*** Opening of DATA EXCERPTS ***
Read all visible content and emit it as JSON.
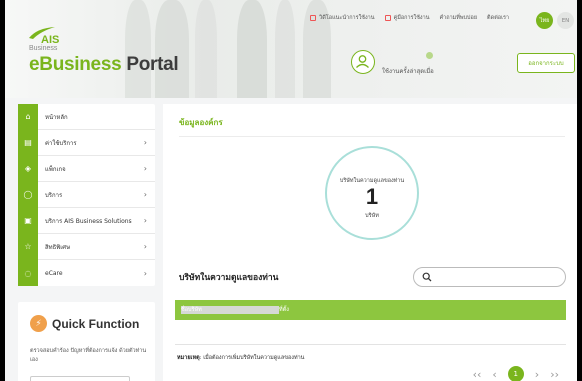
{
  "header": {
    "logo_text": "AIS",
    "logo_sub": "Business",
    "portal_e": "eBusiness",
    "portal_rest": "Portal",
    "top_links": [
      "วิดีโอแนะนำการใช้งาน",
      "คู่มือการใช้งาน",
      "คำถามที่พบบ่อย",
      "ติดต่อเรา"
    ],
    "lang_th": "ไทย",
    "lang_en": "EN",
    "user_label": "ใช้งานครั้งล่าสุดเมื่อ",
    "logout_label": "ออกจากระบบ"
  },
  "sidebar": {
    "items": [
      {
        "label": "หน้าหลัก",
        "icon": "home-icon",
        "chevron": ""
      },
      {
        "label": "ค่าใช้บริการ",
        "icon": "bill-icon",
        "chevron": "›"
      },
      {
        "label": "แพ็กเกจ",
        "icon": "package-icon",
        "chevron": "›"
      },
      {
        "label": "บริการ",
        "icon": "service-icon",
        "chevron": "›"
      },
      {
        "label": "บริการ AIS Business Solutions",
        "icon": "briefcase-icon",
        "chevron": "›"
      },
      {
        "label": "สิทธิพิเศษ",
        "icon": "star-icon",
        "chevron": "›"
      },
      {
        "label": "eCare",
        "icon": "ecare-icon",
        "chevron": "›"
      }
    ]
  },
  "quick": {
    "title": "Quick Function",
    "desc": "ตรวจสอบคำร้อง ปัญหาที่ต้องการแจ้ง ด้วยตัวท่านเอง"
  },
  "main": {
    "title": "ข้อมูลองค์กร",
    "circle_label": "บริษัทในความดูแลของท่าน",
    "circle_count": "1",
    "circle_unit": "บริษัท",
    "section_title": "บริษัทในความดูแลของท่าน",
    "search_placeholder": "",
    "table_headers": [
      "ชื่อบริษัท",
      "ที่ตั้ง"
    ],
    "note_bold": "หมายเหตุ",
    "note_text": ": เมื่อต้องการเพิ่มบริษัทในความดูแลของท่าน",
    "pager": {
      "first": "‹‹",
      "prev": "‹",
      "current": "1",
      "next": "›",
      "last": "››"
    }
  },
  "colors": {
    "brand_green": "#7ab51d",
    "table_header": "#8dc63f",
    "circle_border": "#a9dfd9"
  }
}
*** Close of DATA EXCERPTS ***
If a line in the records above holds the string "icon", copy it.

        "icon": "home-icon",
        "icon": "bill-icon",
        "icon": "package-icon",
        "icon": "service-icon",
        "icon": "briefcase-icon",
        "icon": "star-icon",
        "icon": "ecare-icon",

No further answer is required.